Even as the popularity of digital and mobile wallets skyrockets alongside the e-commerce boom, Mr Joel Lim prefers to stick to cash or credit cards when making payments.
“Nowadays, with all these new payment platforms, all your financial data is stored on your phone,” he explains. “If your phone gets stolen by someone, they pretty much have access to all of your mobile wallets and i-banking accounts.”
The 31-year-old civil servant is cautious to the point where he will not even register his face on his phone for facial recognition. “With how advanced things like deepfakes can be nowadays, it’s too easy to fool facial recognition software.”
It’s easy to see why people like Mr Lim are erring on the side of caution. With online payments on the rise during the Covid-19 pandemic, so too is cybercrime. A Mastercard survey conducted in May showed that cybercrime saw an astounding 49 per cent rise from last year, with one in four consumers having experienced some kind of attempted fraud.
It’s no wonder that Singaporeans have become increasingly wary of exposing themselves to security vulnerabilities. Online payment platforms, too, are keenly aware of the importance of cyber defences, and have strengthened their security systems accordingly.
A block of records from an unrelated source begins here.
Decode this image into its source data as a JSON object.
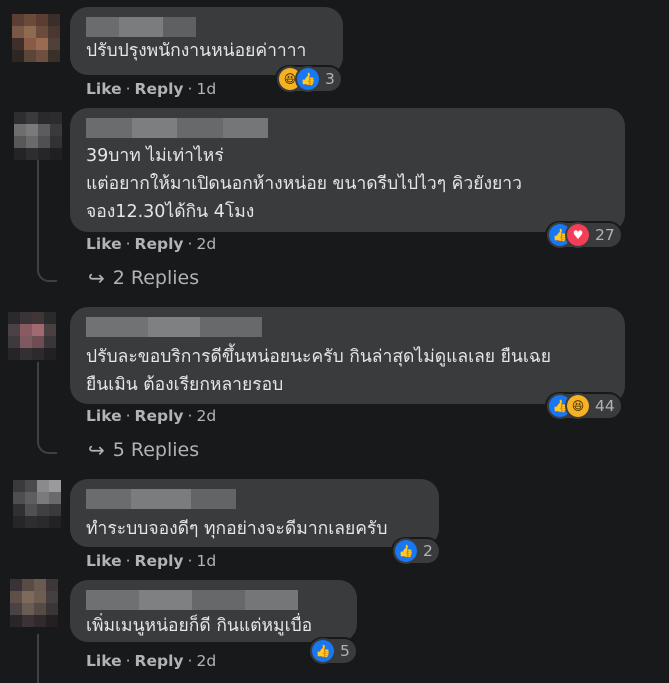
{
  "comments": [
    {
      "text": "ปรับปรุงพนักงานหน่อยค่าาาา",
      "reaction_count": "3",
      "like": "Like",
      "reply": "Reply",
      "time": "1d"
    },
    {
      "text": "39บาท ไม่เท่าไหร่\nแต่อยากให้มาเปิดนอกห้างหน่อย ขนาดรีบไปไวๆ คิวยังยาว\nจอง12.30ได้กิน 4โมง",
      "reaction_count": "27",
      "like": "Like",
      "reply": "Reply",
      "time": "2d",
      "replies": "2 Replies"
    },
    {
      "text": "ปรับละขอบริการดีขึ้นหน่อยนะครับ กินล่าสุดไม่ดูแลเลย ยืนเฉย\nยืนเมิน ต้องเรียกหลายรอบ",
      "reaction_count": "44",
      "like": "Like",
      "reply": "Reply",
      "time": "2d",
      "replies": "5 Replies"
    },
    {
      "text": "ทำระบบจองดีๆ ทุกอย่างจะดีมากเลยครับ",
      "reaction_count": "2",
      "like": "Like",
      "reply": "Reply",
      "time": "1d"
    },
    {
      "text": "เพิ่มเมนูหน่อยก็ดี กินแต่หมูเบื่อ",
      "reaction_count": "5",
      "like": "Like",
      "reply": "Reply",
      "time": "2d"
    }
  ],
  "icons": {
    "like": "like-reaction-icon",
    "love": "love-reaction-icon",
    "haha": "haha-reaction-icon",
    "reply_arrow": "reply-arrow-icon"
  },
  "colors": {
    "background": "#18191a",
    "bubble": "#3a3b3c",
    "text": "#e4e6eb",
    "secondary_text": "#b0b3b8",
    "like_blue": "#1877f2",
    "love_red": "#f33e58",
    "haha_yellow": "#f7b125"
  }
}
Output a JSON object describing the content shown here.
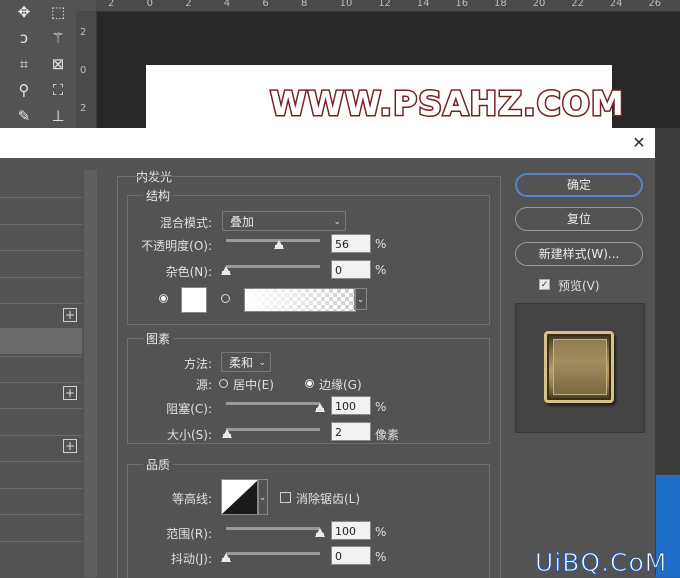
{
  "rulers": {
    "top_ticks": [
      "2",
      "0",
      "2",
      "4",
      "6",
      "8",
      "10",
      "12",
      "14",
      "16",
      "18",
      "20",
      "22",
      "24",
      "26"
    ],
    "left_ticks": [
      "2",
      "0",
      "2"
    ]
  },
  "canvas": {
    "text": "WWW.PSAHZ.COM"
  },
  "tools": [
    {
      "icon": "move-icon",
      "glyph": "✥"
    },
    {
      "icon": "marquee-icon",
      "glyph": "⬚"
    },
    {
      "icon": "lasso-icon",
      "glyph": "ↄ"
    },
    {
      "icon": "magic-wand-icon",
      "glyph": "⚚"
    },
    {
      "icon": "crop-icon",
      "glyph": "⌗"
    },
    {
      "icon": "frame-icon",
      "glyph": "⊠"
    },
    {
      "icon": "eyedropper-icon",
      "glyph": "⚲"
    },
    {
      "icon": "patch-icon",
      "glyph": "⛶"
    },
    {
      "icon": "brush-icon",
      "glyph": "✎"
    },
    {
      "icon": "stamp-icon",
      "glyph": "⊥"
    }
  ],
  "dialog": {
    "close_glyph": "✕",
    "panel_title": "内发光",
    "structure": {
      "title": "结构",
      "blend_mode_label": "混合模式:",
      "blend_mode_value": "叠加",
      "opacity_label": "不透明度(O):",
      "opacity_value": "56",
      "opacity_fraction": 0.56,
      "noise_label": "杂色(N):",
      "noise_value": "0",
      "noise_fraction": 0,
      "percent": "%"
    },
    "elements": {
      "title": "图素",
      "method_label": "方法:",
      "method_value": "柔和",
      "source_label": "源:",
      "source_center": "居中(E)",
      "source_edge": "边缘(G)",
      "choke_label": "阻塞(C):",
      "choke_value": "100",
      "choke_fraction": 1.0,
      "size_label": "大小(S):",
      "size_value": "2",
      "size_fraction": 0.01,
      "size_unit": "像素",
      "percent": "%"
    },
    "quality": {
      "title": "品质",
      "contour_label": "等高线:",
      "antialias_label": "消除锯齿(L)",
      "range_label": "范围(R):",
      "range_value": "100",
      "range_fraction": 1.0,
      "jitter_label": "抖动(J):",
      "jitter_value": "0",
      "jitter_fraction": 0,
      "percent": "%"
    },
    "buttons": {
      "ok": "确定",
      "reset": "复位",
      "new_style": "新建样式(W)...",
      "preview_label": "预览(V)",
      "preview_checked": true
    },
    "list_plus": "+"
  },
  "watermark": "UiBQ.CoM"
}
Take for instance GrabPay, which is a Level 1 Payment Card Industry Data Security Standard (PCI DSS) 3.2-certified Service Provider — a validation of GrabPay’s commitment to ensuring the security of its payment platform by adhering to industry-recognised standards.
GrabPay is also under the purview of regulators in South-east Asia, such as by the Monetary Authority of Singapore, Bank Negara Malaysia, and Bangko Sentral ng Pilipinas in the Philippines.
For an additional level of security, wallet balances are also stored and protected by Grab partner United Overseas Bank locally.
Stopping crimes before they happen
Arguably the single largest advantage of the GrabPay platform is its highly-advanced fraud detection engine.
According to the Grab Financial Group, the engine is a complex, multi-layered set of in-built features, machine learning algorithms and risk rules that are capable of detecting attempted fraud incidents in real-time.
The engine constantly monitors users’ account activity to identify suspicious transactions. Any transaction deemed to deviate too far from users’ typical usage patterns are declined in short order.
And thanks to machine learning, the engine’s fraud detection capabilities get stronger by the day. It produces more than 20 million risk verdicts daily — each of them making it better at recognising attempts at fraud.
A full-fledged team of technical and subject matter experts constantly monitors the engine and updates it with the latest in fraud detection intelligence.
This intelligence comes straight from the reports of surveillance teams around South-east Asia conducting research into the latest modus operandi of cybercriminals in the region.
But even with artificial intelligence at the helm, Grab hasn’t forgotten the human element. GrabPay Card users will have access to round-the-clock assistance via a dedicated helpline, allowing them to report and dispute fraudulent transactions, or conversely, authorise those that may have been incorrectly declined.
For an additional level of security, GrabPay will now require two-factor authentication for transactions that are deemed high-risk, whether it’s changing region or device, to updating profile information, to even accessing in-app functions like GrabInvest.
And beyond that, users have the option of implementing additional biometric identification measures, like facial or thumbprint verification.
Security at the heart of all things
But safety isn’t just about fraud detection engines and two-factor authentication.
Rather, it’s an attitude that has to be grown.
That’s precisely why Grab is putting privacy and security at the heart of its entire business. The company’s recent measures are driven by what it calls a Privacy by Design framework, in which key processes — from feature releases to procurement — have privacy checks and security reviews embedded into their workflow.
And even with the constantly-changing standards and protocols of the industry, Grab makes every effort to keep up. The company’s operations and cybersecurity posture are constantly under audits both internal and independent, so as to ensure that it is in full alignment with the latest privacy laws and industry practices.
“Technology is a key enabler to protect our users, especially with an ecosystem at our scale across the Southeast Asian region, and we continually invest to strengthen our risk and security features to keep our users safe,” says Mr Wui Ngiap Foo, Head of Integrity, Mobility Engineering and Patent Office at Grab.
“Another crucial enabler is having the right company culture,” he continues. “At Grab, we are dedicated to creating a culture where user trust is the foremost priority for all employees. We are laser-focused on not just protecting our users, but ensuring that they have a seamless experience while engaging with our app as well.
“People always say that apps can either be safe, or they can be low friction: we aim to be both.”
This attitude towards security extends even towards its stakeholders. Grab has also redoubled its efforts to cultivate a culture of security within its entire ecosystem through outreach programmes, extending even to its Driver-partners, Merchant-partners and Vendors.
As cybercrime continues to rise in the region, and cybercriminals find increasingly devious ways around current security measures, Singaporeans need a payment platform that spares no effort when it comes to keeping its clients’ data secure.
And with GrabPay, there’s no better way to Pay It Safe online.